- Proprioceptive neuromuscular facilitation (PNF) is a type of stretch for a particular muscle and its specific job, so resistance should be applied, then the muscle should be relaxed.
- Static stretching is a type of stretch whereby a person stretches the muscle until a gentle tension is felt and then holds the stretch for thirty seconds without any movement or bouncing.
It is important that a person does not hold a stretch for longer than thirty seconds to a minute because the muscles will become hyper-extended. Stretching should not be painful and it is critical for a person to perform stretches properly to protect their muscles from injury. A person should stretch before and after a workout, even sometimes during the workout. The time frame that a person stretches during their workout is crucial to the well being of their muscles.

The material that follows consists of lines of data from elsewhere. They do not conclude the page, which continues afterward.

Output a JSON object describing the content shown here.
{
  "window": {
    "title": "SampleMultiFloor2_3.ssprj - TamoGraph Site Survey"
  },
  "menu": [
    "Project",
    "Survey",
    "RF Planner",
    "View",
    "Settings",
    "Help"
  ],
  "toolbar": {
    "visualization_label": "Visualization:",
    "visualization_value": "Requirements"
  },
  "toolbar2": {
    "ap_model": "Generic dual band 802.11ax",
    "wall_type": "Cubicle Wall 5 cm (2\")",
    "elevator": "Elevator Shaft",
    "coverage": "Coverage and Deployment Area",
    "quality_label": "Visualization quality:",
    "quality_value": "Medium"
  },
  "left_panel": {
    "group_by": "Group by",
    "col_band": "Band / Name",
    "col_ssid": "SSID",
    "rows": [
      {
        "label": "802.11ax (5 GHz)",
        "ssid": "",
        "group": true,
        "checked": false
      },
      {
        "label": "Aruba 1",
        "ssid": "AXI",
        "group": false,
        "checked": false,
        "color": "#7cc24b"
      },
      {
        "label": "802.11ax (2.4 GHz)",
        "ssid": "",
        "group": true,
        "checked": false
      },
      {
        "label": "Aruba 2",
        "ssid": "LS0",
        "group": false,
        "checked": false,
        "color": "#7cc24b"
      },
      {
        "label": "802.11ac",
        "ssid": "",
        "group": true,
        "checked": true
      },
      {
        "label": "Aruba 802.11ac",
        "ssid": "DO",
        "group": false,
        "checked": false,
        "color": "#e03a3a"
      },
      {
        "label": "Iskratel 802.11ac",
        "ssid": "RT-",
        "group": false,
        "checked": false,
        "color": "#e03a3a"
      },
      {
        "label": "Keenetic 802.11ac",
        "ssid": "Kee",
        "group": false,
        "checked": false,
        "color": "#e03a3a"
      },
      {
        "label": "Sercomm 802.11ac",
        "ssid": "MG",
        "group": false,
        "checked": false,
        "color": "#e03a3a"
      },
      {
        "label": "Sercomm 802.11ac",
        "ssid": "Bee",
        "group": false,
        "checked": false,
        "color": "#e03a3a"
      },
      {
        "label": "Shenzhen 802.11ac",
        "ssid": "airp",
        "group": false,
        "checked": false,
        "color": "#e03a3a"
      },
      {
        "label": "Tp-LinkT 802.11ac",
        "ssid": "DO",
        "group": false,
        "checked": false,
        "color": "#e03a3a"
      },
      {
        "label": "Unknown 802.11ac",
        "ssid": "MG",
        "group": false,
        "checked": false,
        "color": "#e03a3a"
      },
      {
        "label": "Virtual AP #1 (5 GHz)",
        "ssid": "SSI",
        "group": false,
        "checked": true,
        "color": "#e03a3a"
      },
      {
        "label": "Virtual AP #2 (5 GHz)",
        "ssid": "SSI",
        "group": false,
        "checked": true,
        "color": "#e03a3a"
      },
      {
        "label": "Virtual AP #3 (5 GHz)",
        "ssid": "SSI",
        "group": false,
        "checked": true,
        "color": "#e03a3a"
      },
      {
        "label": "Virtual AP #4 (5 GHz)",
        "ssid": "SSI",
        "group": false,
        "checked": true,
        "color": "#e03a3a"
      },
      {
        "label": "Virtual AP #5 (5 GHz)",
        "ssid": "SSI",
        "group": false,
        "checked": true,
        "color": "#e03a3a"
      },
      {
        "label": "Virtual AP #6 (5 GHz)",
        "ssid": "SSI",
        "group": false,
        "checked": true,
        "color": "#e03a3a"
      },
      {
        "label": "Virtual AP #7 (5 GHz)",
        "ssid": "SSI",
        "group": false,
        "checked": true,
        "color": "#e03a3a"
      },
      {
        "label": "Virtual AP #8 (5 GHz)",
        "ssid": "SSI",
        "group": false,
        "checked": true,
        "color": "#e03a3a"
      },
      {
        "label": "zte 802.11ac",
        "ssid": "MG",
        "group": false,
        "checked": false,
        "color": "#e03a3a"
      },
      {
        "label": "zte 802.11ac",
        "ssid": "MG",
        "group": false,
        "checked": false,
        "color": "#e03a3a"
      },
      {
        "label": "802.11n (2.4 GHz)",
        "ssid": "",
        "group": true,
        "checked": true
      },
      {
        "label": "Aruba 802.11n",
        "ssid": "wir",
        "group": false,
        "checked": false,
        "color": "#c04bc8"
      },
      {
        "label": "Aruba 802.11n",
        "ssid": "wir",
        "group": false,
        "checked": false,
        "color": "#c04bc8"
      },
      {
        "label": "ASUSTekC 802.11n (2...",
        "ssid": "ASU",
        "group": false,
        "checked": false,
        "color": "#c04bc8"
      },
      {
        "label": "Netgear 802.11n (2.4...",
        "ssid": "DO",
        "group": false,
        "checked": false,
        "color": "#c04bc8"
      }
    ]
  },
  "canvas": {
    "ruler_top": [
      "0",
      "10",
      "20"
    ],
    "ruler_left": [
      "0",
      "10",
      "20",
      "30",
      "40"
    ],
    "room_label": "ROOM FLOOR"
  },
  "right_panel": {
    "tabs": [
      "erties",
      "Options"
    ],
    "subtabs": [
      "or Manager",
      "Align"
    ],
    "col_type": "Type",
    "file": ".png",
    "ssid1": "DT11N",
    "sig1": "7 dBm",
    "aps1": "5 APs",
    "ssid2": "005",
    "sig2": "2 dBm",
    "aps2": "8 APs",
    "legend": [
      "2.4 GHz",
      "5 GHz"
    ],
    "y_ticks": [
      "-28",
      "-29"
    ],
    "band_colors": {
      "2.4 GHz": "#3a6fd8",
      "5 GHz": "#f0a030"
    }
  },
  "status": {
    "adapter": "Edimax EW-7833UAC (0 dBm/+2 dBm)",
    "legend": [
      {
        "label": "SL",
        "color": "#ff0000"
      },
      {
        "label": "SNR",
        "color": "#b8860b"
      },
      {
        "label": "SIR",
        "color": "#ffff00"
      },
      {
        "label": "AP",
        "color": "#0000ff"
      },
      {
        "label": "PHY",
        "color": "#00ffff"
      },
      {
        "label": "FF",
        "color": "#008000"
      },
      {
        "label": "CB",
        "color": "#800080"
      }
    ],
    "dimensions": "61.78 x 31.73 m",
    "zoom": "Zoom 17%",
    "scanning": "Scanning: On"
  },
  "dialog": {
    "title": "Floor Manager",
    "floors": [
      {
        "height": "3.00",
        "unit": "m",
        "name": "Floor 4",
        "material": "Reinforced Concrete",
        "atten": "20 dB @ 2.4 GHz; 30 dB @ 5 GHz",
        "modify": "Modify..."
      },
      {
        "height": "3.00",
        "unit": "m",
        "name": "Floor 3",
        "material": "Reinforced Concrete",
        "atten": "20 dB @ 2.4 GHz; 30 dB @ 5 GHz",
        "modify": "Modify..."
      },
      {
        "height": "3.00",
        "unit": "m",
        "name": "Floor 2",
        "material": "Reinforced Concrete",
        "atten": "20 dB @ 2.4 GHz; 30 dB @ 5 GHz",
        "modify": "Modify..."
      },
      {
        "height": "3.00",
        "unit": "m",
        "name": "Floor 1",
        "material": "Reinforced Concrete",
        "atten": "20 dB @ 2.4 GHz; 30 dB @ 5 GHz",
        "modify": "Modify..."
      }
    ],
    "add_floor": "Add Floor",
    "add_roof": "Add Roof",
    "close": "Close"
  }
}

The goal for heart fitness is to keep the heart rate at about 70% of your maximum heart rate for 20 minutes at least 3 times a week. The formula for figuring out your maximum heart rate is 220 minus age. If a client is 20 years old, the maximum heart rate is 200 beats per minute. 70% of 200 is 140, so 140 beats per minute is the proper training zone.
Adults should get a total of 30 minutes or more of physical activity every day. For fitness benefits adults should do 20 to 60 minutes of continuous aerobic activity, three to five days a week at 60 to 90 percent maximum heart rate using the major muscle groups.
Step aerobics is a form of aerobic power distinguished from other types of aerobic exercise by its use of an elevated platform (the step). The height can be tailored to individual needs by inserting risers under the step. Step aerobics classes are offered at many gyms and fitness centers which have a group exercise program.
Pilates is a physical fitness system developed in the early 20th century by Joseph Pilates, and popular in many countries, including Germany, the United States and the United Kingdom. As of 2005, there were 11 million people practicing the discipline regularly and 14,000 instructors in the United States alone. Pilates called his method “Contrology” (from “control” and Greek -λογία, -logia).
Concentration – Concentrate on what you’re doing all the time for smooth movements. In Pilates, the way that exercises are done is more important than the exercises themselves.
Control – It is based on muscle control. Exercises are done with control with the muscles working to lift against gravity and the resistance of the springs and thus control the body movements.
Centering – The center is the focal point of the Pilates Method and usually refers to the group of muscles in the center of the body—encompassing the abdomen, lower and upper back, hips, buttocks, and inner thighs. All movements in Pilates should begin from the powerhouse and flow outward to the limbs.
Flow – Pilates aims for the elegant sufficiency of movement, creating flow through the use of appropriate transitions. The Pilates technique asserts that physical energy exerted from the center should coordinate movements of the extremities.
Precision – Precision is essential to correct Pilates. The focus is on doing one precise and perfect movement, rather than many halfhearted ones.
Breathing – Breathing is important in the Pilates method. Proper full inhalation and complete exhalation were key to house-cleaning with blood circulation.